Content starts

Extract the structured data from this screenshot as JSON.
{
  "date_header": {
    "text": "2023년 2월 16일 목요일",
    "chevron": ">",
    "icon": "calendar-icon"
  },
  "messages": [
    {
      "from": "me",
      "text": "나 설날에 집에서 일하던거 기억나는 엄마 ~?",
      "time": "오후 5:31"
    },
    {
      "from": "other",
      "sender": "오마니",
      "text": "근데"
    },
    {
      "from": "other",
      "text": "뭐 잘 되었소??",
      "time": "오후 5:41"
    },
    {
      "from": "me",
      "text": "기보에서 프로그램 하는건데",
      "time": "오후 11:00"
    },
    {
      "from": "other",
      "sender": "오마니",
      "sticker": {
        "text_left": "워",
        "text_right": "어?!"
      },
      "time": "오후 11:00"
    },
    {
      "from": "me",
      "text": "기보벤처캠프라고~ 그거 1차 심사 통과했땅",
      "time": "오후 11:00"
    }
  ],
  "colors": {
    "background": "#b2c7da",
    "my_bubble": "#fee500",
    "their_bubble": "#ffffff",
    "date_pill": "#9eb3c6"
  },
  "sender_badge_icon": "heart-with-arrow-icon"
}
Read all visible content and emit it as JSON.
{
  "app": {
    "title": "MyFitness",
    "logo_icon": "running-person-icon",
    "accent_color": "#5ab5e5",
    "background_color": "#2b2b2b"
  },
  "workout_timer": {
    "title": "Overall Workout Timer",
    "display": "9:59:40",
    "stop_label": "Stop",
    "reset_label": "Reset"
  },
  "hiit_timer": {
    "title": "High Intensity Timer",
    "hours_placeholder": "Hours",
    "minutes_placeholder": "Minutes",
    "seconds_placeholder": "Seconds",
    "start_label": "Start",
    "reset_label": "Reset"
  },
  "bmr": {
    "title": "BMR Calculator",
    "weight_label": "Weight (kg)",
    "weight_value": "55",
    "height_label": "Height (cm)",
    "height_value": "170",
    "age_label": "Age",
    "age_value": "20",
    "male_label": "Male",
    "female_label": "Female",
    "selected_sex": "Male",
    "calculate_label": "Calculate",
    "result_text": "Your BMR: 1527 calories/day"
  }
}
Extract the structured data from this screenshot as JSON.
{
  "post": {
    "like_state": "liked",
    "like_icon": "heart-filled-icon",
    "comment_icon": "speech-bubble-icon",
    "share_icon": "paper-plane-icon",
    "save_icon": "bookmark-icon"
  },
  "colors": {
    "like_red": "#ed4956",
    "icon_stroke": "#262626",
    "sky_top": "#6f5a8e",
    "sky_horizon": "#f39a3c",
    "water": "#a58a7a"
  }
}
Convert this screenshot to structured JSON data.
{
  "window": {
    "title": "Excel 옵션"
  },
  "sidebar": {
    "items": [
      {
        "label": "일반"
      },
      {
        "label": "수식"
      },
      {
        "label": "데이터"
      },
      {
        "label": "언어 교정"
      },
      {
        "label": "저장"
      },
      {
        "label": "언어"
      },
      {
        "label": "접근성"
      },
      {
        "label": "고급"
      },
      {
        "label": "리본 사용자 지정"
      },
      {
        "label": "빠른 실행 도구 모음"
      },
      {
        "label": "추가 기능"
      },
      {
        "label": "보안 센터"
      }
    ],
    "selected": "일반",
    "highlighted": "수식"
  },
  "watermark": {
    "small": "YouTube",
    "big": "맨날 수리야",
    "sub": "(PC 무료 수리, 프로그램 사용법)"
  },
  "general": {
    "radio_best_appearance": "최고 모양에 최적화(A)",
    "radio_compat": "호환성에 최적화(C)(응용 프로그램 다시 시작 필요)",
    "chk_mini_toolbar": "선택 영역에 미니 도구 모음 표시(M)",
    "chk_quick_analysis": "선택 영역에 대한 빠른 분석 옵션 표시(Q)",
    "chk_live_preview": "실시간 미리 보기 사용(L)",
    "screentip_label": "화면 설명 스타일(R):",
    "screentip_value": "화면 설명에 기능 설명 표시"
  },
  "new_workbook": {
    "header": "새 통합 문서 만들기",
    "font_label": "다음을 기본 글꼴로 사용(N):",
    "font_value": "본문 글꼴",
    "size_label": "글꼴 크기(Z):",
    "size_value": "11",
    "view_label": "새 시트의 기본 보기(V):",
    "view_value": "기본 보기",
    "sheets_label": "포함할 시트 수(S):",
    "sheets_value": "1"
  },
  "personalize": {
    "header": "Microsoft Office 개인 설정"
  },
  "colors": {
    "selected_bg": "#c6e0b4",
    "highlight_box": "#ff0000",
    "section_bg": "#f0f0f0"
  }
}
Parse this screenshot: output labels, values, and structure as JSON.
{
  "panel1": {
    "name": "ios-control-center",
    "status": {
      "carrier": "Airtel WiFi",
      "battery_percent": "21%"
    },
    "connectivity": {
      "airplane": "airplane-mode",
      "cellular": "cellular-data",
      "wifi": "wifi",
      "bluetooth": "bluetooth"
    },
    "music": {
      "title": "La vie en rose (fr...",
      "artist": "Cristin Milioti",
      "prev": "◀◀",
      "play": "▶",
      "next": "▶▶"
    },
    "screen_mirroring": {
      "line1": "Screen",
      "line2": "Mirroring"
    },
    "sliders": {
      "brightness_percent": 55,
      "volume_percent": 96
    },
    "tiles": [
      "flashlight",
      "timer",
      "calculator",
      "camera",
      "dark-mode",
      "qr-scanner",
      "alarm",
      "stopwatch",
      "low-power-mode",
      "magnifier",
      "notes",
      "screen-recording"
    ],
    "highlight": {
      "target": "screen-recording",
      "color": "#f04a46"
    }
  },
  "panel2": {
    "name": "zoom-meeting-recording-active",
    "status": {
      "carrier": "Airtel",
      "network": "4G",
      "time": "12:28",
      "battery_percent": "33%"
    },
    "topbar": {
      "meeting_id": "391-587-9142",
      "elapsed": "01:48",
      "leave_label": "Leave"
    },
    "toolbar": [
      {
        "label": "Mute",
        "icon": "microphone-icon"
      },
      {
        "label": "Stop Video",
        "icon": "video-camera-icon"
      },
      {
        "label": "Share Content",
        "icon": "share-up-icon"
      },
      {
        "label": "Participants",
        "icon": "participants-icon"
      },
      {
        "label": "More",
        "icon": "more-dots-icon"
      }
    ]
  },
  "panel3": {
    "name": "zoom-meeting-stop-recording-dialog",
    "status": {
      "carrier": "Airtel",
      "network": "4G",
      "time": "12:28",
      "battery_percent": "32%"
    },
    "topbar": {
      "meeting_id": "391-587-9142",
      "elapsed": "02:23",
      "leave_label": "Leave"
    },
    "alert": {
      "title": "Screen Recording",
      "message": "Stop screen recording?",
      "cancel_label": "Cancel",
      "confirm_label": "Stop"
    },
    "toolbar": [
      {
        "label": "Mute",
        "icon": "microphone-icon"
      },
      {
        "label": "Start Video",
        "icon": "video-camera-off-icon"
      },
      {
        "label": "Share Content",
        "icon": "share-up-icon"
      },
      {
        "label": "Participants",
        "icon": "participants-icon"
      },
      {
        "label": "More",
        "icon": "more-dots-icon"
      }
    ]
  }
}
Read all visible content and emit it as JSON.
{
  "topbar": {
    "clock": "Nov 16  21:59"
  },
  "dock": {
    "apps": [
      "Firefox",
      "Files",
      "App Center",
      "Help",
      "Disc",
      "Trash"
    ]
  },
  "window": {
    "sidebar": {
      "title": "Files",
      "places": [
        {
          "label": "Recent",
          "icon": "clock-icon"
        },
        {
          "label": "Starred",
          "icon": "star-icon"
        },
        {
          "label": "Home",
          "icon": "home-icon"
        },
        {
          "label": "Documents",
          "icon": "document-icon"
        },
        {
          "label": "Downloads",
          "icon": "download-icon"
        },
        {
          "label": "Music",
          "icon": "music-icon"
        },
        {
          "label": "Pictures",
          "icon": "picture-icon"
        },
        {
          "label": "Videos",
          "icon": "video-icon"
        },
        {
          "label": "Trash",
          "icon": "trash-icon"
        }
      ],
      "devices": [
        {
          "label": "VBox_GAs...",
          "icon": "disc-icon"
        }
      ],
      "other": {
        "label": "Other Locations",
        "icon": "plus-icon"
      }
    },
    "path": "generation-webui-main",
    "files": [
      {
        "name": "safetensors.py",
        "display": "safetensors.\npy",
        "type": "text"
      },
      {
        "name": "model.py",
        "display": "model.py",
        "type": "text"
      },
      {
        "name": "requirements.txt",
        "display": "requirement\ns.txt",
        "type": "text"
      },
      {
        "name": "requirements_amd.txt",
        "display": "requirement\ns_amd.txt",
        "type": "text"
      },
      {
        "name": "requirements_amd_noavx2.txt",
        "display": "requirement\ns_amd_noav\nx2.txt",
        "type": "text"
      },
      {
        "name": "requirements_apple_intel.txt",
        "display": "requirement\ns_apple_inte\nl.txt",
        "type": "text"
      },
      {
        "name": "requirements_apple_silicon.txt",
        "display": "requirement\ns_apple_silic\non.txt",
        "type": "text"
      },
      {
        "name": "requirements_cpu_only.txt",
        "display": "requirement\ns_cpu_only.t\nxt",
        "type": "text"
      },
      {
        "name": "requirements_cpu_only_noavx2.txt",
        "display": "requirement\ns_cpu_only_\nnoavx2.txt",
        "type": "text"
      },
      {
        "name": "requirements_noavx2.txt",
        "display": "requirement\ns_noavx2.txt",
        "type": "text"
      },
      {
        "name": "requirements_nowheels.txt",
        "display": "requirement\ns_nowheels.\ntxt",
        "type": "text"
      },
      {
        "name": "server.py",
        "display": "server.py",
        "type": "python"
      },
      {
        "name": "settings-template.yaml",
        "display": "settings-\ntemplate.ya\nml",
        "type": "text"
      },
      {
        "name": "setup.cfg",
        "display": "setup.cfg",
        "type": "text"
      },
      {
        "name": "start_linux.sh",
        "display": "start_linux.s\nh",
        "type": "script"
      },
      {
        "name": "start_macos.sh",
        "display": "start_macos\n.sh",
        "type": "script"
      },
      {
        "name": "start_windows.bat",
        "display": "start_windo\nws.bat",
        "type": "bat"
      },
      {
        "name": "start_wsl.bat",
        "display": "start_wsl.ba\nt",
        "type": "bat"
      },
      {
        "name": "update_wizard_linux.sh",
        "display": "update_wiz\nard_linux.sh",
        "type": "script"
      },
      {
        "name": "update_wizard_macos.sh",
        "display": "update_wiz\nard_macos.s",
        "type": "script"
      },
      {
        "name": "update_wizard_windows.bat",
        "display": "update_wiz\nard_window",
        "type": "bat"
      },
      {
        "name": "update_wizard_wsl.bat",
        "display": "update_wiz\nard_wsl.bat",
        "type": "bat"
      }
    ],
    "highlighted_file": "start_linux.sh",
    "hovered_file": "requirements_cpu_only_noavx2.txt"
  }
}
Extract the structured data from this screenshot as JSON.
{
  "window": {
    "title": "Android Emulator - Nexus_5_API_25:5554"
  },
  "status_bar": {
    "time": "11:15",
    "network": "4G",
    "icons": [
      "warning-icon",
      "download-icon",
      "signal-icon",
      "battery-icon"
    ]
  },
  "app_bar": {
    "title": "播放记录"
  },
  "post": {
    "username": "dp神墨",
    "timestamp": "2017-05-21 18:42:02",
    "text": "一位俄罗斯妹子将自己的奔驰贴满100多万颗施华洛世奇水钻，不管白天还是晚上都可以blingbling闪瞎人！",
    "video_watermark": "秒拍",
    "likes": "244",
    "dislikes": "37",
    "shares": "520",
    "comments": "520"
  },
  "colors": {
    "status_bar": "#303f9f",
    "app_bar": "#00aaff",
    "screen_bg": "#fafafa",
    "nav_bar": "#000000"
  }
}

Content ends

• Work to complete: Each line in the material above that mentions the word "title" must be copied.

• Solved problem:
    "title": "MyFitness",
    "title": "Overall Workout Timer",
    "title": "High Intensity Timer",
    "title": "BMR Calculator",
    "title": "Excel 옵션"
      "title": "La vie en rose (fr...",
      "title": "Screen Recording",
      "title": "Files",
    "title": "Android Emulator - Nexus_5_API_25:5554"
    "title": "播放记录"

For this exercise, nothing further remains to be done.